Repeat the material exactly, every line of it.
BEGIN Material for this exercise
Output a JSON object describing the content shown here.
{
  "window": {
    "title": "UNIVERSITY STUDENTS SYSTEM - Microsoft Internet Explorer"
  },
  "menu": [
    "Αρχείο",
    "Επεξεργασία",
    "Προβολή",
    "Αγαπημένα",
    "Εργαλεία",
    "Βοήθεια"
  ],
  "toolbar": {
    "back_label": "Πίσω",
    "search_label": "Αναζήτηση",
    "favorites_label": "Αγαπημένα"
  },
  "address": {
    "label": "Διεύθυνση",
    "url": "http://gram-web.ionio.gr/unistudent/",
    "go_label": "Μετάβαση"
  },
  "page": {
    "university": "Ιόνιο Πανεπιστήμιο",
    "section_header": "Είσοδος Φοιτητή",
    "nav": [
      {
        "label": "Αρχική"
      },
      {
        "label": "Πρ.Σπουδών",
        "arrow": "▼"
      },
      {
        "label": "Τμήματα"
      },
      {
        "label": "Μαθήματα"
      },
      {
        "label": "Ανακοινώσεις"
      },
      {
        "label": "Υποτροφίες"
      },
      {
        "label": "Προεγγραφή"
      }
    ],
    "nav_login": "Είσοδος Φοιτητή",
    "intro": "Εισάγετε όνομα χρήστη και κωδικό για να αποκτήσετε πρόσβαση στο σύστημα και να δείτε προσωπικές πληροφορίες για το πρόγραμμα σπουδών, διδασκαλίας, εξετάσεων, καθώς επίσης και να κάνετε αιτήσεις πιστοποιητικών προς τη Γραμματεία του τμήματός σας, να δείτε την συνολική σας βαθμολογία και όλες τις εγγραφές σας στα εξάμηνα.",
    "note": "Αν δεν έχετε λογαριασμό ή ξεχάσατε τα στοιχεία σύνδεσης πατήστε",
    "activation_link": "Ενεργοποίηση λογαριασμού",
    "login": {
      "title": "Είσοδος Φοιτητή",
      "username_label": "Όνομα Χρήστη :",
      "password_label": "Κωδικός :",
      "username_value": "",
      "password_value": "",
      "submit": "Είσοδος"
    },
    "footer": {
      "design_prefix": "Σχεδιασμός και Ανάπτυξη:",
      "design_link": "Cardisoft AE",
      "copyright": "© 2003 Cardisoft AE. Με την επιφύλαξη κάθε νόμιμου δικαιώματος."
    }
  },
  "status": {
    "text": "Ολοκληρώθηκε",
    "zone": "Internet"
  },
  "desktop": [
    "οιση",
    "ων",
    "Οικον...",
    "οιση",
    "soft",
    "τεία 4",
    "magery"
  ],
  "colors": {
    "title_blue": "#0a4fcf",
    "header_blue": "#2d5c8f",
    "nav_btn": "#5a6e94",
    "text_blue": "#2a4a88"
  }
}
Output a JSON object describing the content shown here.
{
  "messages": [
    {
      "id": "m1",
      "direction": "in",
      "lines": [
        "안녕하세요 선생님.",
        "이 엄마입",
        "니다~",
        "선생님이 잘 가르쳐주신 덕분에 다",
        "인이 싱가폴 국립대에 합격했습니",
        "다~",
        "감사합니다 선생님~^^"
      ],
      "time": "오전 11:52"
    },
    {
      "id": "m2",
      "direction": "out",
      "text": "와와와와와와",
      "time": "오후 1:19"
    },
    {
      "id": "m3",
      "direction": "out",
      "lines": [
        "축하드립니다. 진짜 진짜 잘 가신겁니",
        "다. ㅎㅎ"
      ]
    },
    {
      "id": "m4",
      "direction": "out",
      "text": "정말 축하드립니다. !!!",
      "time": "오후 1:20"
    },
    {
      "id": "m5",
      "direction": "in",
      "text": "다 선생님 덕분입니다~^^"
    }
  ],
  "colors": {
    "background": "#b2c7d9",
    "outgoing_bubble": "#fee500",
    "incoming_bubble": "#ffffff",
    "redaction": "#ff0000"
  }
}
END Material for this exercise
- **Answer to the problem**:
Output a JSON object describing the content shown here.
{
  "window": {
    "title": "UNIVERSITY STUDENTS SYSTEM - Microsoft Internet Explorer"
  },
  "menu": [
    "Αρχείο",
    "Επεξεργασία",
    "Προβολή",
    "Αγαπημένα",
    "Εργαλεία",
    "Βοήθεια"
  ],
  "toolbar": {
    "back_label": "Πίσω",
    "search_label": "Αναζήτηση",
    "favorites_label": "Αγαπημένα"
  },
  "address": {
    "label": "Διεύθυνση",
    "url": "http://gram-web.ionio.gr/unistudent/",
    "go_label": "Μετάβαση"
  },
  "page": {
    "university": "Ιόνιο Πανεπιστήμιο",
    "section_header": "Είσοδος Φοιτητή",
    "nav": [
      {
        "label": "Αρχική"
      },
      {
        "label": "Πρ.Σπουδών",
        "arrow": "▼"
      },
      {
        "label": "Τμήματα"
      },
      {
        "label": "Μαθήματα"
      },
      {
        "label": "Ανακοινώσεις"
      },
      {
        "label": "Υποτροφίες"
      },
      {
        "label": "Προεγγραφή"
      }
    ],
    "nav_login": "Είσοδος Φοιτητή",
    "intro": "Εισάγετε όνομα χρήστη και κωδικό για να αποκτήσετε πρόσβαση στο σύστημα και να δείτε προσωπικές πληροφορίες για το πρόγραμμα σπουδών, διδασκαλίας, εξετάσεων, καθώς επίσης και να κάνετε αιτήσεις πιστοποιητικών προς τη Γραμματεία του τμήματός σας, να δείτε την συνολική σας βαθμολογία και όλες τις εγγραφές σας στα εξάμηνα.",
    "note": "Αν δεν έχετε λογαριασμό ή ξεχάσατε τα στοιχεία σύνδεσης πατήστε",
    "activation_link": "Ενεργοποίηση λογαριασμού",
    "login": {
      "title": "Είσοδος Φοιτητή",
      "username_label": "Όνομα Χρήστη :",
      "password_label": "Κωδικός :",
      "username_value": "",
      "password_value": "",
      "submit": "Είσοδος"
    },
    "footer": {
      "design_prefix": "Σχεδιασμός και Ανάπτυξη:",
      "design_link": "Cardisoft AE",
      "copyright": "© 2003 Cardisoft AE. Με την επιφύλαξη κάθε νόμιμου δικαιώματος."
    }
  },
  "status": {
    "text": "Ολοκληρώθηκε",
    "zone": "Internet"
  },
  "desktop": [
    "οιση",
    "ων",
    "Οικον...",
    "οιση",
    "soft",
    "τεία 4",
    "magery"
  ],
  "colors": {
    "title_blue": "#0a4fcf",
    "header_blue": "#2d5c8f",
    "nav_btn": "#5a6e94",
    "text_blue": "#2a4a88"
  }
}
Output a JSON object describing the content shown here.
{
  "messages": [
    {
      "id": "m1",
      "direction": "in",
      "lines": [
        "안녕하세요 선생님.",
        "이 엄마입",
        "니다~",
        "선생님이 잘 가르쳐주신 덕분에 다",
        "인이 싱가폴 국립대에 합격했습니",
        "다~",
        "감사합니다 선생님~^^"
      ],
      "time": "오전 11:52"
    },
    {
      "id": "m2",
      "direction": "out",
      "text": "와와와와와와",
      "time": "오후 1:19"
    },
    {
      "id": "m3",
      "direction": "out",
      "lines": [
        "축하드립니다. 진짜 진짜 잘 가신겁니",
        "다. ㅎㅎ"
      ]
    },
    {
      "id": "m4",
      "direction": "out",
      "text": "정말 축하드립니다. !!!",
      "time": "오후 1:20"
    },
    {
      "id": "m5",
      "direction": "in",
      "text": "다 선생님 덕분입니다~^^"
    }
  ],
  "colors": {
    "background": "#b2c7d9",
    "outgoing_bubble": "#fee500",
    "incoming_bubble": "#ffffff",
    "redaction": "#ff0000"
  }
}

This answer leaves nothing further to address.